IT continues to surge

The General Services Administration opened its information technology schedule to services in 1996. Now, seven years later, services represent more than half of GSA Schedule 70 sales, and the trend shows no sign of abating. In fact, Federal Sources Inc. projects that professional services will generate $10.1 billion in schedule business for fiscal 2004, while products and other IT sales will contribute $6.7 billion.

James Kane, FSI's president and chief executive officer, cites booming service sales as "strong, prima facie evidence of strong buying preferences for solutions as opposed to stand-alone commodities." He said agencies are tapping the schedule for architecture studies and requirements analyses. For customers, the schedule is a "quick way to have someone...think through a problem," he added.

The services boom has not been lost on other contract-sponsoring agencies. The National Institutes of Health Information Technology Acquisition and Assessment Center, for example, added a services component to the latest iteration of its Electronic Commodity Store series of contracts. ECS III was awarded late last year.

For its part, GSA is still innovating when it comes to services, according to Neal Fox, assistant commissioner of the Office of Commercial Acquisition at GSA. He points to GSA's e-Buy request-for-quotes tool as an example. The eBuy system enables agencies to obtain quotes from vendors and order services — or products. GSA has been promoting the e-Buy tool in recent months.

Furthermore, other schedules are being increasingly used for IT-related areas, said Kathy Conrad, a vice president of Jefferson Consulting Group LLC. She points to GSA's Management, Organizational and Business Improvement Services program. MOBIS is not ostensibly an IT services vehicle, but "a lot of the strategic planning or IT planning being done for agencies in advance, and in support, of a large procurement is being done under MOBIS," Conrad said.

The Fed 100

Save the date for 28th annual Federal 100 Awards Gala.

Featured

  • Social network, census

    5 predictions for federal IT in 2017

    As the Trump team takes control, here's what the tech community can expect.

  • Rep. Gerald Connolly

    Connolly warns on workforce changes

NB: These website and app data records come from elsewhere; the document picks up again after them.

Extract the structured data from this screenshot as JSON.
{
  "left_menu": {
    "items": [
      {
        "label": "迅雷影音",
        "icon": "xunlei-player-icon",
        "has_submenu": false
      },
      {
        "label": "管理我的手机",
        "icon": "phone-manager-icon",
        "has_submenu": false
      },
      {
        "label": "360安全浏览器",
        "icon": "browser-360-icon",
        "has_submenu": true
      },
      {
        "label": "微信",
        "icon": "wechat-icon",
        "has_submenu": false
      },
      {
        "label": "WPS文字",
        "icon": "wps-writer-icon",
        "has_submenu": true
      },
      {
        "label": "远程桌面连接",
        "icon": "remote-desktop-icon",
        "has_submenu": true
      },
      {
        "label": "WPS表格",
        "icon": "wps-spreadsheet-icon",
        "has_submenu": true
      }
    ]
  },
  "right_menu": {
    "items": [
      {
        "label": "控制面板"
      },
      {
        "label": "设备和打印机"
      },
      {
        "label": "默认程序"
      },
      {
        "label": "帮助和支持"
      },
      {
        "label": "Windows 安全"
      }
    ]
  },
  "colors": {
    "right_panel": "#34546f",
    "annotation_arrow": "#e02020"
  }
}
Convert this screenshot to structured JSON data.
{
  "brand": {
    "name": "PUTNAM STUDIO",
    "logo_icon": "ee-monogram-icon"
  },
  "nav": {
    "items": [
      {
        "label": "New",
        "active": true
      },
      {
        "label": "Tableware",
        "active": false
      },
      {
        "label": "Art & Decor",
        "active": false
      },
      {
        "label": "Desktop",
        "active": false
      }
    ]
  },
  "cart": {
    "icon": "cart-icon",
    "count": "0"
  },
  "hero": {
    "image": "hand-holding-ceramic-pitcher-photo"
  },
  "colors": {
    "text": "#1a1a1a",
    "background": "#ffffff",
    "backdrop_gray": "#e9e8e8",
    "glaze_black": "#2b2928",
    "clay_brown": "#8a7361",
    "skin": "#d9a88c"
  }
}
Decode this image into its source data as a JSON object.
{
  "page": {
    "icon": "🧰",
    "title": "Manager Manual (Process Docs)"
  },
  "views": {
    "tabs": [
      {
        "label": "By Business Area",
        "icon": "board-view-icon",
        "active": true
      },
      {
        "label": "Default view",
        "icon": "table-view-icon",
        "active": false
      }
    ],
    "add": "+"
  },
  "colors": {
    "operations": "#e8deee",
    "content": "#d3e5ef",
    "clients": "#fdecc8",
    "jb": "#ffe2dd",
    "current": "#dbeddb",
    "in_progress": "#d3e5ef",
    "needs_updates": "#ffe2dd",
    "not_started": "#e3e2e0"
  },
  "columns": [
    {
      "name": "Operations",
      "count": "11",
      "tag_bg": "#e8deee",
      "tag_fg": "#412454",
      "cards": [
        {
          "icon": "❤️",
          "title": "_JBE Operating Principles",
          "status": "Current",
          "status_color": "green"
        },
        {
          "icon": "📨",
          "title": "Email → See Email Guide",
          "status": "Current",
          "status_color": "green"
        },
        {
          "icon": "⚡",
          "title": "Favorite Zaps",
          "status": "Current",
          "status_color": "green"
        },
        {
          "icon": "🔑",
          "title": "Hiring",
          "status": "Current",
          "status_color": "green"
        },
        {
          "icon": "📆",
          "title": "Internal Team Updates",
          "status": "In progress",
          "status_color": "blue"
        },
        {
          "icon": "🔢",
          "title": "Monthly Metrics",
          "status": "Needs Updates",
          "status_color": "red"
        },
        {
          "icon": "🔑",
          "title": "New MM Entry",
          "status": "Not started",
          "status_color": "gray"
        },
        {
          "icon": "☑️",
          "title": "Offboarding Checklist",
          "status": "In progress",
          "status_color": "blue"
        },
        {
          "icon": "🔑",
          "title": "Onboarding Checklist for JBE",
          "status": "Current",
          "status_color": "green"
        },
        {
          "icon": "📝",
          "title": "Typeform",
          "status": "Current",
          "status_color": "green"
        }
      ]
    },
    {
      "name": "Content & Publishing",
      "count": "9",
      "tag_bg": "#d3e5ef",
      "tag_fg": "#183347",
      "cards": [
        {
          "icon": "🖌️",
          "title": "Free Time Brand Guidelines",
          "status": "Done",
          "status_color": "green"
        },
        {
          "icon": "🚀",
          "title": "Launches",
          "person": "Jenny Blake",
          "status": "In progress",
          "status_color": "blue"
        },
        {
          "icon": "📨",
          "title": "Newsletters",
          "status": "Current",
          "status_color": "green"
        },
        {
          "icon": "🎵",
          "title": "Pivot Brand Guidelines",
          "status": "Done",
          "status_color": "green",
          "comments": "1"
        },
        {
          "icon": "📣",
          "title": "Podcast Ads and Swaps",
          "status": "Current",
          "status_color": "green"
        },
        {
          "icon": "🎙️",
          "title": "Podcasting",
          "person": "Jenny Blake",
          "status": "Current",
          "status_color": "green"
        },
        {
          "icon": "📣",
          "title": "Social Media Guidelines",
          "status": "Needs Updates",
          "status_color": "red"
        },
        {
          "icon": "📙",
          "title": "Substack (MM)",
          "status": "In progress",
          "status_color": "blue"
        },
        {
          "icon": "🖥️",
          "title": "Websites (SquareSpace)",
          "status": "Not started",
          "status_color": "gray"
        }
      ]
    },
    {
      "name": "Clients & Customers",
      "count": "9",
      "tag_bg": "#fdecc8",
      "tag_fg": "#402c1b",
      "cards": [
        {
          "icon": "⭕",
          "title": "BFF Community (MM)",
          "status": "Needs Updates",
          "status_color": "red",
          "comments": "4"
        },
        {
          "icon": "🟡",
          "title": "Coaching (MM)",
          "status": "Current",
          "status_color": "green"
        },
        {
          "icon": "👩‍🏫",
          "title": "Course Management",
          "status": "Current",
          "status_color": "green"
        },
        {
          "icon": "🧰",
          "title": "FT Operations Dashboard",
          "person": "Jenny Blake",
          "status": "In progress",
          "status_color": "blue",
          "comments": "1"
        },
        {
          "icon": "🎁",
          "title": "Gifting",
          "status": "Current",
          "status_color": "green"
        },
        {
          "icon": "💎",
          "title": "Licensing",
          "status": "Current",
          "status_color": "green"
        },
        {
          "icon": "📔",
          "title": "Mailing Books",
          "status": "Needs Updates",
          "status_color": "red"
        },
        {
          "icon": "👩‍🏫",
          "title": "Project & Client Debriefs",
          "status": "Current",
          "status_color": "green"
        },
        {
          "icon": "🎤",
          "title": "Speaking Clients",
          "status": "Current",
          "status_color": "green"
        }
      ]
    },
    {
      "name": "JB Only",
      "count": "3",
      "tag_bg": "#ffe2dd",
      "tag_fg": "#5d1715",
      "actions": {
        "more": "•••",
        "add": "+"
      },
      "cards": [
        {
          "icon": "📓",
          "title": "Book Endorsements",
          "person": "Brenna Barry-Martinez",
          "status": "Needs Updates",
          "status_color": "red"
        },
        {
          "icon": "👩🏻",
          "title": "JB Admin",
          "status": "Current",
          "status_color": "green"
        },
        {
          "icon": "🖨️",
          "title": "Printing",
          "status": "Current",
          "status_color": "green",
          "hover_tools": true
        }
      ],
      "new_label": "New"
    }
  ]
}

    The ranking member of the House Oversight Committee's Government Operations panel warns that Congress will look to legislate changes to the federal workforce.

  • President Donald J. Trump delivers his inaugural address

    How will Trump lead on tech?

    The businessman turned reality star turned U.S. president clearly has mastered Twitter, but what will his administration mean for broader technology issues?

  • Login.gov moving ahead

    The bid to establish a single login for accessing government services is moving again on the last full day of the Obama presidency.

  • Shutterstock image (by Jirsak): customer care, relationship management, and leadership concept.

    Obama wraps up security clearance reforms

    In a last-minute executive order, President Obama institutes structural reforms to the security clearance process designed to create a more unified system across government agencies.

  • Shutterstock image: breached lock.

    What cyber can learn from counterterrorism

    The U.S. has to look at its experience in developing post-9/11 counterterrorism policies to inform efforts to formalize cybersecurity policies, says a senior official.

Reader comments

Please post your comments here. Comments are moderated, so they may not appear immediately after submitting. We will not post comments that we consider abusive or off-topic.

Please type the letters/numbers you see above

More from 1105 Public Sector Media Group